Excerpts from an interface dataset:
▬▬▬▬▬▬▬▬▬▬

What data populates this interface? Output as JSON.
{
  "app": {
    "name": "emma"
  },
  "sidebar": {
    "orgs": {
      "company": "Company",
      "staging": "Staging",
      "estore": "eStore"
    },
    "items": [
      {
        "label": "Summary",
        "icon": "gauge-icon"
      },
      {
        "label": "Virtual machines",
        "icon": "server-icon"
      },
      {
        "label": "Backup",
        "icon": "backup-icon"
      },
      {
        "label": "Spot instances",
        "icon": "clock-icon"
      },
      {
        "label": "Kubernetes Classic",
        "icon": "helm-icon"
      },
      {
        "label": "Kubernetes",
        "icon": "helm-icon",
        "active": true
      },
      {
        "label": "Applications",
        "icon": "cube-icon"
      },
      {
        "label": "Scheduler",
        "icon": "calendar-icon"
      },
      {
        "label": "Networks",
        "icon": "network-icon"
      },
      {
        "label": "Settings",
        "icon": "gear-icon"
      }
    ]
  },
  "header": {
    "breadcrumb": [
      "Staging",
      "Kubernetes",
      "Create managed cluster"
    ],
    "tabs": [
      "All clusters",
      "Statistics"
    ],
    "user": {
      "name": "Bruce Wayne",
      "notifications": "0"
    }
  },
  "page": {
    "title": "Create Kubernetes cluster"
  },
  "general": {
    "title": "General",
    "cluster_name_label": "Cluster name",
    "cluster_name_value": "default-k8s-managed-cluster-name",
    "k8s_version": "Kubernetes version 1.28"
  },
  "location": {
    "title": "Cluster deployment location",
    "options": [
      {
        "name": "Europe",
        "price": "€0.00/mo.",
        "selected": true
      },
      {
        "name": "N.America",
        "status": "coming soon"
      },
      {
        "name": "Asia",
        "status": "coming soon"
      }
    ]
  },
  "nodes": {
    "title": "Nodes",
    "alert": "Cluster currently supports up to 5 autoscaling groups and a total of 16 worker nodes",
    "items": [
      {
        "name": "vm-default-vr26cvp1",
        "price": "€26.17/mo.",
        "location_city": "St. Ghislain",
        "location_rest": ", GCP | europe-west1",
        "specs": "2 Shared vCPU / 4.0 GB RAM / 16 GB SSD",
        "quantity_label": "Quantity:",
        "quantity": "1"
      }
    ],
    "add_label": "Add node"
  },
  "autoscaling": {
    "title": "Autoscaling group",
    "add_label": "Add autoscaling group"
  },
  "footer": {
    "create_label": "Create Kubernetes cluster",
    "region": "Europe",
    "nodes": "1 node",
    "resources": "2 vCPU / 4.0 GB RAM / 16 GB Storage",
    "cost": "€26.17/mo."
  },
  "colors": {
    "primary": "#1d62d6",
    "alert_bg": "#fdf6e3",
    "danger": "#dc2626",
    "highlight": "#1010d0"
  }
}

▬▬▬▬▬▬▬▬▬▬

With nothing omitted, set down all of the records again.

ANSWER SECTION:
What data populates this interface? Output as JSON.
{
  "app": {
    "name": "emma"
  },
  "sidebar": {
    "orgs": {
      "company": "Company",
      "staging": "Staging",
      "estore": "eStore"
    },
    "items": [
      {
        "label": "Summary",
        "icon": "gauge-icon"
      },
      {
        "label": "Virtual machines",
        "icon": "server-icon"
      },
      {
        "label": "Backup",
        "icon": "backup-icon"
      },
      {
        "label": "Spot instances",
        "icon": "clock-icon"
      },
      {
        "label": "Kubernetes Classic",
        "icon": "helm-icon"
      },
      {
        "label": "Kubernetes",
        "icon": "helm-icon",
        "active": true
      },
      {
        "label": "Applications",
        "icon": "cube-icon"
      },
      {
        "label": "Scheduler",
        "icon": "calendar-icon"
      },
      {
        "label": "Networks",
        "icon": "network-icon"
      },
      {
        "label": "Settings",
        "icon": "gear-icon"
      }
    ]
  },
  "header": {
    "breadcrumb": [
      "Staging",
      "Kubernetes",
      "Create managed cluster"
    ],
    "tabs": [
      "All clusters",
      "Statistics"
    ],
    "user": {
      "name": "Bruce Wayne",
      "notifications": "0"
    }
  },
  "page": {
    "title": "Create Kubernetes cluster"
  },
  "general": {
    "title": "General",
    "cluster_name_label": "Cluster name",
    "cluster_name_value": "default-k8s-managed-cluster-name",
    "k8s_version": "Kubernetes version 1.28"
  },
  "location": {
    "title": "Cluster deployment location",
    "options": [
      {
        "name": "Europe",
        "price": "€0.00/mo.",
        "selected": true
      },
      {
        "name": "N.America",
        "status": "coming soon"
      },
      {
        "name": "Asia",
        "status": "coming soon"
      }
    ]
  },
  "nodes": {
    "title": "Nodes",
    "alert": "Cluster currently supports up to 5 autoscaling groups and a total of 16 worker nodes",
    "items": [
      {
        "name": "vm-default-vr26cvp1",
        "price": "€26.17/mo.",
        "location_city": "St. Ghislain",
        "location_rest": ", GCP | europe-west1",
        "specs": "2 Shared vCPU / 4.0 GB RAM / 16 GB SSD",
        "quantity_label": "Quantity:",
        "quantity": "1"
      }
    ],
    "add_label": "Add node"
  },
  "autoscaling": {
    "title": "Autoscaling group",
    "add_label": "Add autoscaling group"
  },
  "footer": {
    "create_label": "Create Kubernetes cluster",
    "region": "Europe",
    "nodes": "1 node",
    "resources": "2 vCPU / 4.0 GB RAM / 16 GB Storage",
    "cost": "€26.17/mo."
  },
  "colors": {
    "primary": "#1d62d6",
    "alert_bg": "#fdf6e3",
    "danger": "#dc2626",
    "highlight": "#1010d0"
  }
}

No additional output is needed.